Specialty stores snagged a great deal of beauty sales from mass market retailers over the past five years, according to research from Kantar Retail’s ShopperScape. But the experts at Kantar said mass marketers, especially drugstore chains, are putting plans in action to halt the market share erosion.
“Drugstores are trying to capture more of their fair share of the specialty [business],” said Brian Owens, the director of retail insights for Kantar Retail. “Beauty is a flagship category. Health is where they own [share] and they understand that equity. But beauty is something where they want to re-brand themselves.”
Mass retailers and brands are making moves before specialty stores siphon off more sales. Tracking historical shopping patterns from 2009 to 2014, Kantar’s research showed that beauty specialists such as Sephora and Ulta Beauty produced a 6.2 percent gain as the channel where shoppers reported spending the most on color cosmetics. Mass declined 2.1 percent with drug dropping 2 percent. That’s not an acceptable trend to the industry, especially for the CVS and Walgreens stores of the world, said Owens, who predicts chains will elevate assortments and ambiance — even going so far as to add services such as Botox under their roofs. That would dovetail with the explosion of in -store medical clinics.
It makes sense for drugstores to leverage the synergies between wellness and beauty, he said. Beauty provides a much needed profit boost to offset gross margin pressure at the pharmacy counter. He foresees further development of beauty consultants who’ll borrow a page from department stores and offer more in-store makeovers. “They are trying to make it a more premium experience as you walk the box,” he said. Examples he cited include the clinical skin-care presentation at CVS as well as recent efforts to burnish beauty starting at 2,000 of the chain’s doors along with the Look Boutiques, which comprise as much as 4,500 square feet at Walgreens’ flagship stores.
Beauty is shifting in mass doors, according to Kantar’s analysis, from a convenience purchase to a more personalized experience mimicking a salon or prestige shopping experience. “The use of more advisers is giving them [mass chains] a more salon look and feel,” he notes. Moreover, consumer data such as that gleaned from CVS’s 17 million-plus beauty club members helps chains better tailor promotions and product information to the right consumers.

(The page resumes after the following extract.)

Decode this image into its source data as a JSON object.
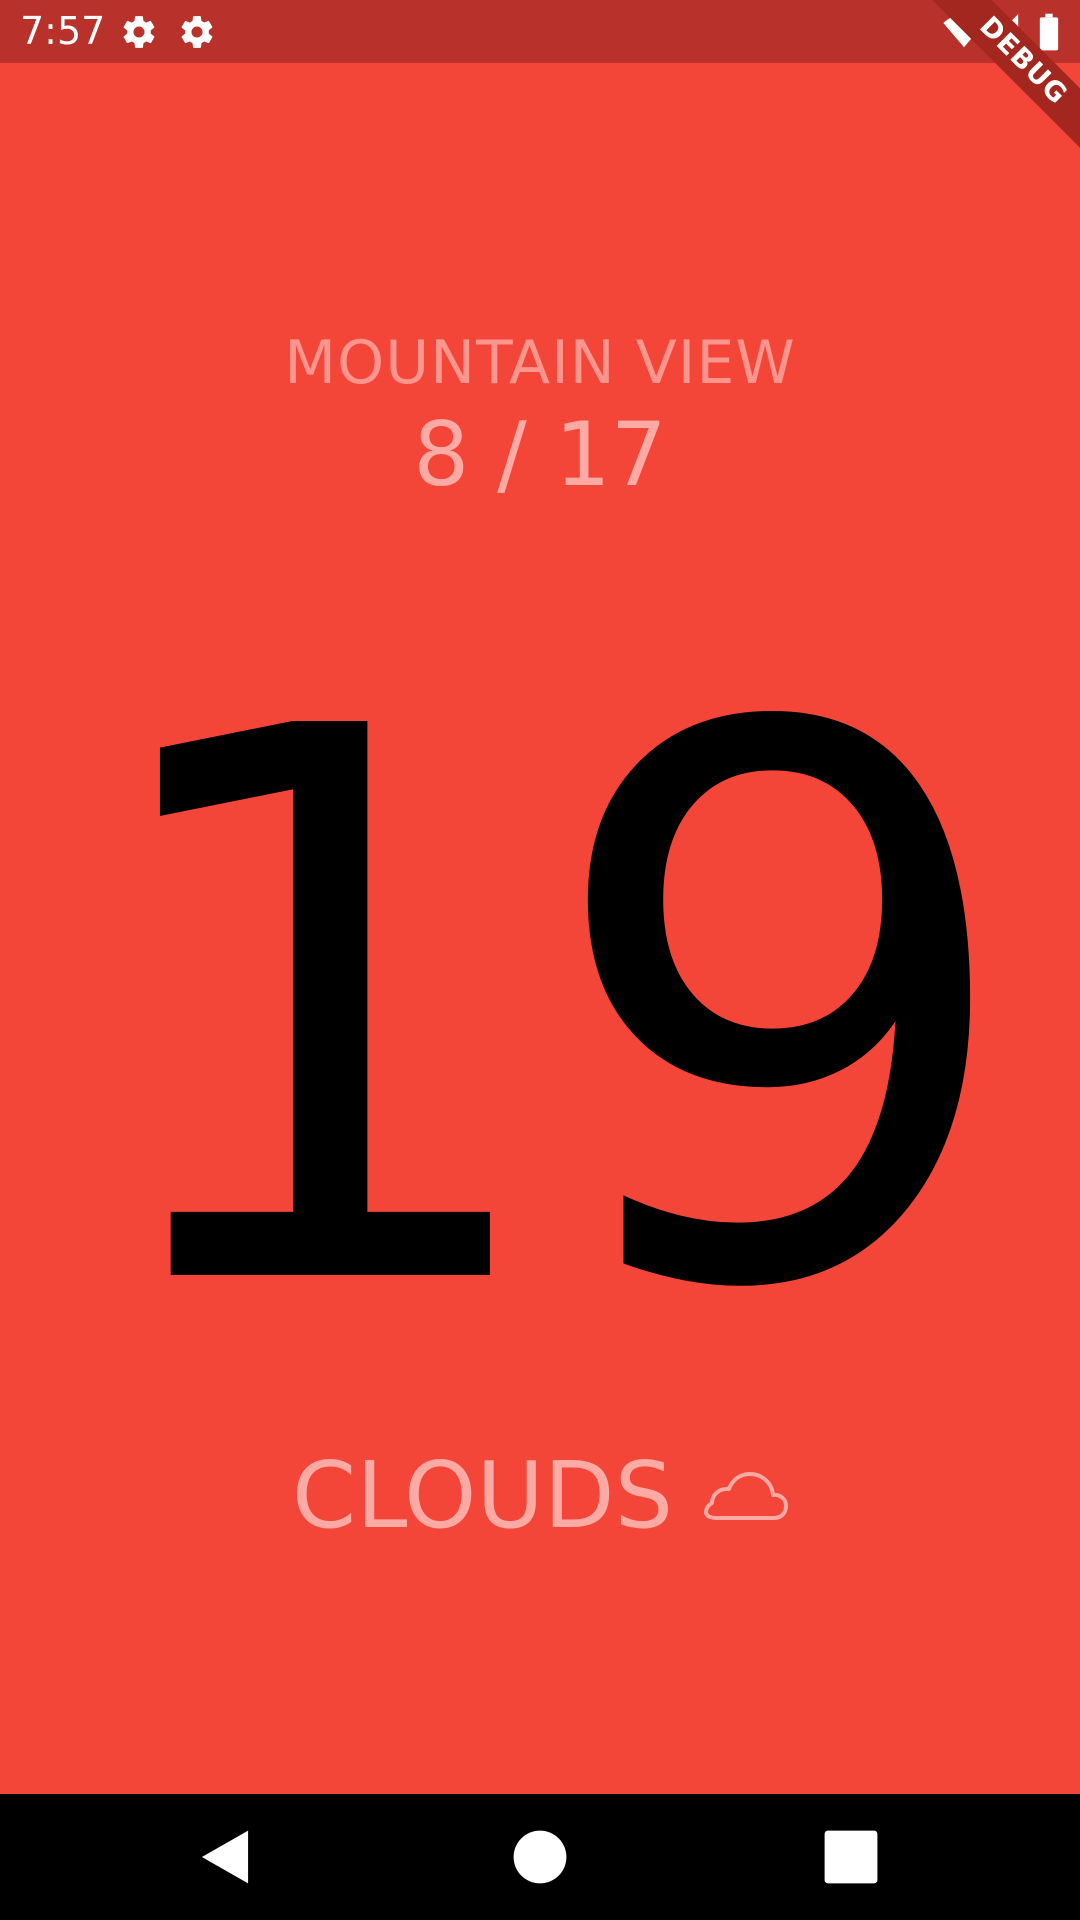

Exclusives are on the rise at both department and mass stores, Owens said. Bigger consumer packaged goods companies create special collections for chains to help them stand out from the competition. If that’s not available, retailers are acting as brand managers and creating their own lines such as Boots No7 and Soap and Glory. To keep up with Ulta Beauty, Owens foresees more in-store services such as brow shaping at drugstores.
One of the challenges for drug chains, he acknowledged, is the sheer size of the network. It is a daunting task to elevate the look and selection at thousands of stores. “That’s why they [chains] have laserlike focus on urban environment,” Owens said noting the biggest upgrade service efforts are put to work in high-density shopping markets such as New York or Boston. “In the new world, what we’ll see is more of a leveraging of the virtual experience. You’ll see more and more of that.” Boots in the U.K. already offers more virtual tools, which help the retailer notch 50 percent of its sales in beauty. Traditional American drugstores produce more than 70 percent of their volume in health. “They are going to bring the best of what Europe has to offer here,” he predicted. Already, according to Kantar’s research, efforts at Walgreens have helped attract upscale consumers. Based on “where department store customers spend the most on color cosmetics,” Kantar noted a 1.4 percent increase in Walgreens as a preferred store between 2013 and 2014. Walgreens notched a 2.6 percent increase with drugstore shoppers when it came to cosmetics.
It isn’t only drugstores hungry for bigger beauty baskets. He noted efforts by Target to put a spotlight on emerging nice brands while supermarkets like Kroger tout the link between “what you eat and looking good.”
Looking further into the future, Owens believes physical stores will be more about sampling and services versus purely moving merchandise. Sampling will be a key to getting product into consumers’ hands, he noted. Peer groups will usurp brand advertising as the voice of recommendation. Online platforms will be more important to serve as the replenishment vehicle. Partnerships and stores within stores will be integral to elevating the experience to draw shoppers in. “We don’t know what the beauty landscape is going to be like, but technology will definitely help define it,” he said. “The decision to build beauty has been made because the value it adds to the basket is amazing.”